New Delhi, July 15 (IANS) India’s renewable energy workforce has grown five-fold in the past five years, according to a new report on Monday.
In 2019, nearly 100,000 workers are employed in the solar and wind industry, up from 19,800 in 2014. Of these, 12,400 workers were employed in FY19 and 30,000 in FY18 by utility-scale solar, rooftop solar and wind energy projects.
These findings were released here by the Council on Energy, Environment and Water (CEEW), the Natural Resources Defense Council (NRDC) and the Skill Council for Green Jobs (SCGJ).

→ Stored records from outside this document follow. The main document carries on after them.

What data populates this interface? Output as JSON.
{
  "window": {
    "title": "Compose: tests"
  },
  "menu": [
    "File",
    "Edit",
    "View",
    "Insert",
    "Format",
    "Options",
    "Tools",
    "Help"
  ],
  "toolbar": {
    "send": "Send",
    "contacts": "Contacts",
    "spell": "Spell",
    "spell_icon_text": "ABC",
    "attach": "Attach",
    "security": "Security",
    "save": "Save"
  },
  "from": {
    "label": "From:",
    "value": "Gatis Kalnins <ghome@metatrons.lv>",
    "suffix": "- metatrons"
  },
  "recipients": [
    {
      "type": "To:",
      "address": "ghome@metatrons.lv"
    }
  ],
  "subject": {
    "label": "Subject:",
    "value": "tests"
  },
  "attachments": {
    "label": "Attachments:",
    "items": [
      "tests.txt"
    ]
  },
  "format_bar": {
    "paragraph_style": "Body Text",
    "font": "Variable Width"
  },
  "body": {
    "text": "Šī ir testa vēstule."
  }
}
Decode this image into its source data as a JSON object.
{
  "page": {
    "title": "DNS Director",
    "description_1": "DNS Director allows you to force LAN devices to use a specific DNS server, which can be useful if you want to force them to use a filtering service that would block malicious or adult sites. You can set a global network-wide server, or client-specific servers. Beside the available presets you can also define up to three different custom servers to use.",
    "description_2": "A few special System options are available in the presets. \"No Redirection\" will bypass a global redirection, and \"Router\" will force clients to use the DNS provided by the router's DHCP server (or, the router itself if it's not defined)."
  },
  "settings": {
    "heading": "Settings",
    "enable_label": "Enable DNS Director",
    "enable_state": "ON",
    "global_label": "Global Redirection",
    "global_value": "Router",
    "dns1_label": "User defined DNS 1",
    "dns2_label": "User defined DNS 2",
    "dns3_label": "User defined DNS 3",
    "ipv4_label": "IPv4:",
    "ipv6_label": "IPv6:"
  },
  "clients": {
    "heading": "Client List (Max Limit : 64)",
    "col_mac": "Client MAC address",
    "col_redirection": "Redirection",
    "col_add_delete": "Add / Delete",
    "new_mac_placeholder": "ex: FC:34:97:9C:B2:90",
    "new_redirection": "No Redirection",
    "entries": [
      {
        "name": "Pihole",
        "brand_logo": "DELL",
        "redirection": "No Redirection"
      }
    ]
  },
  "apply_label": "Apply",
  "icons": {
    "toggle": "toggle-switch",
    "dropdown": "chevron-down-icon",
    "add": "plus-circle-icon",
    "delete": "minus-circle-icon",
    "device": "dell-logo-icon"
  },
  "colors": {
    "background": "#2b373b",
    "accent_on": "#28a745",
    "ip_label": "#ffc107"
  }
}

Rapid capacity addition in India’s solar and wind sectors has been the primary factor behind the growth, according to the report ‘Powering Jobs Growth with Green Energy’.
Achieving the 175 GW renewable energy target by 2022 could create over 330,000 jobs in the wind and solar sectors; as many as 230,000 additional employment between now and 2022.
“India is at the centre of the global energy transition and its successful renewable energy programme is inspiring and enabling similar low-carbon transitions across other emerging economies,” CEEW CEO Arunabha Ghosh told IANS.
In the last two years, the renewable energy capacity addition outweighed additions in thermal power.
“While India deepens its renewable energy market to ensure that the employment potential is met, it would also need to increase focus on creating a skilled workforce and designing quality training programmes,” Ghosh said.
The CEEW, NRDC, SCGJ analysis finds that 45,000 workers could be employed in solar module manufacturing in India as part of the 100 GW solar target.
However, policy certainty, the government support and reduction in the cost of finance will be key to sustaining the growth of the renewable energy markets and the renewable energy workforce.
Renewable energy jobs growth slowed in 2019 because of the 20 per cent decline in capacity additions in the solar and wind sector.
The goods and services tax (GST), imposition of safeguard duty, payment delays by power distribution companies, lack of finance and infrastructure constraints were key reasons behind the slowdown.
“Strategic thinking is needed to grow sustainable jobs in India and around the world, especially supporting decentralised renewable energy.
“The 100,000 clean jobs happening now are vital to powering India’s economic growth and meeting climate targets,” said Anjali Jaiswal, Senior Director with NRDC.